C. Preliminary Permit

A developer interested in a potential site for a new hydropower project may first apply for a preliminary permit.[1]  A permit is an exclusive right to study that site and to file a license application during the permit term, which is three years[2] subject to renewal[3] and periodic reporting.  FERC will grant a permit application unless a legal barrier precludes it from licensing any subsequent project.[4]  FERC may also decline to issue a permit where it has rejected a license application for the same site and development.[5]  If competing permit applications are filed for the same site, FERC grants the permit to the applicant which: is a state or municipal utility, will “best serve the public interest,” or was filed first in time.[6]  A list of current preliminary permits is available at https://www.ferc.gov/industries/hydropower/gen-info/licensing/issued-pre....


A preliminary permit is like staking a claim.  It gives the permittee the exclusive right to apply for a license for a period of 36 months and conduct studies to determine whether to proceed with a license application.  A preliminary permit, which authorizes such field studies, does not authorize any construction or guarantee the issuance of a project license in the event the permittee files a license application. 

A preliminary permit is subject to conditions.  The standard conditions are stated in FERC Form P-1, available at https://www.ferc.gov/industries/hydropower/gen-info/comp-admin/l-forms.asp.  FERC will also impose additional conditions on the permittee if circumstances warrant.  Your comments may influence FERC to include conditions to protect sensitive resources against the adverse impacts of any studies.  FERC will not deny a preliminary permit application on the basis of your objections to a future license application.  FERC will only deny an application if (1) a legal barrier exists that would absolutely prohibit the licensing of the proposed project, or (2) the application is truly speculative.   

We recommend intervention in a permit proceeding, in part because you will receive the required six-month progress reports from the permittee and also notices of proposed amendments to, extension of, or cancellation of the permit. 

For more information, see https://www.ferc.gov/industries/hydropower/gen-info/licensing/pre-permits.asp.

[1]               See 18 C.F.R. § 4.31(a).

[2]               See 16 U.S.C. § 798.

[3]               See In re City of Redding, 33 FERC ¶ 61,109 (Oct. 15, 1985).  A permittee may apply for a second preliminary permit if (1) it has proceeded with the project study diligently and in good faith, (2) there is opportunity for public comment, and (3) other potential developers may compete for the new permit.

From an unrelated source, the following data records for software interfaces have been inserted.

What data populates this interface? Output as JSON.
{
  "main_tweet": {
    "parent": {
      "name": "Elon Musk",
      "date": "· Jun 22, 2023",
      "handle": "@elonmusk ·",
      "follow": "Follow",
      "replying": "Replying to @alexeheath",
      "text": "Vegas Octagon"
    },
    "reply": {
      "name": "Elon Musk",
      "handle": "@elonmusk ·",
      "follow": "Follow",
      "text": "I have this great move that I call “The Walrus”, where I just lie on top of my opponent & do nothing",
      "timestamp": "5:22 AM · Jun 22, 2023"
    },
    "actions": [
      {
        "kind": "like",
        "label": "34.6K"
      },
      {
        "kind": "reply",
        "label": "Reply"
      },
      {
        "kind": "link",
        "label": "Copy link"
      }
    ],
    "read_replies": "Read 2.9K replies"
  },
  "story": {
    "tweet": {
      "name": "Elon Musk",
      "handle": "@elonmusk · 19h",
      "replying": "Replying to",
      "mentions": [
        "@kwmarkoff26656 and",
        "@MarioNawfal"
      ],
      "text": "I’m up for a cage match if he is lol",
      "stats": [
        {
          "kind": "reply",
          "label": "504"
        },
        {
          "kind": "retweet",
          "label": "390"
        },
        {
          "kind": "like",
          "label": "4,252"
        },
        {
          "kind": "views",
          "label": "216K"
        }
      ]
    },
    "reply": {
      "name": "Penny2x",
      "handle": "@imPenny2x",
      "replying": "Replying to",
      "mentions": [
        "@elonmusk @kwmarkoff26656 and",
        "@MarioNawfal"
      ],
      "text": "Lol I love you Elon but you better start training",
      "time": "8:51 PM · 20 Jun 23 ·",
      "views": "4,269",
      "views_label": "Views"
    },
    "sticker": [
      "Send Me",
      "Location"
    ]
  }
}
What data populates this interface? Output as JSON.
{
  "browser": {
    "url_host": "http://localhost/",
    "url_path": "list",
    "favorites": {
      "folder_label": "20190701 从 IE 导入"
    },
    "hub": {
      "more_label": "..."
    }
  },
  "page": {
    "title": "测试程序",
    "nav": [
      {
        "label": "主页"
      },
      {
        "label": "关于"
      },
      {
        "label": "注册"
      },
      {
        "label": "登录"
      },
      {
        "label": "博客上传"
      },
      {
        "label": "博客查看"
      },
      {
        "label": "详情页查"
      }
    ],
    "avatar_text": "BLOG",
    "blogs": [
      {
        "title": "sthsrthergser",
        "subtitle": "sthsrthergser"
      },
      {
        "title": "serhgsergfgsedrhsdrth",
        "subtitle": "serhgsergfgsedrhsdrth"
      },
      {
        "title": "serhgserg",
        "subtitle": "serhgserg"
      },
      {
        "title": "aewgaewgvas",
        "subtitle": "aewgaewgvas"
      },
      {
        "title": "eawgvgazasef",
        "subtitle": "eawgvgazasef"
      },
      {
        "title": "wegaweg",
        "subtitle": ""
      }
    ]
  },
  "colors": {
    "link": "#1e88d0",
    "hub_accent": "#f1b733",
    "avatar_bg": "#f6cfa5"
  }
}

[4]               Since the early 1980s, FERC’s policy has been that “[u]nless a permanent legal barrier precludes FERC from licensing the project, FERC will issue a preliminary permit.”  City of Summersville, W.Va. v. FERC, 780 F.2d 1038 (D.C. Cir. 1986).

[5]               See Symbiotics, LLC, 99 F.E.R.C. ¶ 61,099 (2002).  Thus, FERC will deny a permit application for a site if it had previously denied a license application on the ground that unmitigable adverse impacts would outweigh energy and other developmental benefits and circumstances have not changed since.  Id.

[6]               See 16 U.S.C. § 800(a).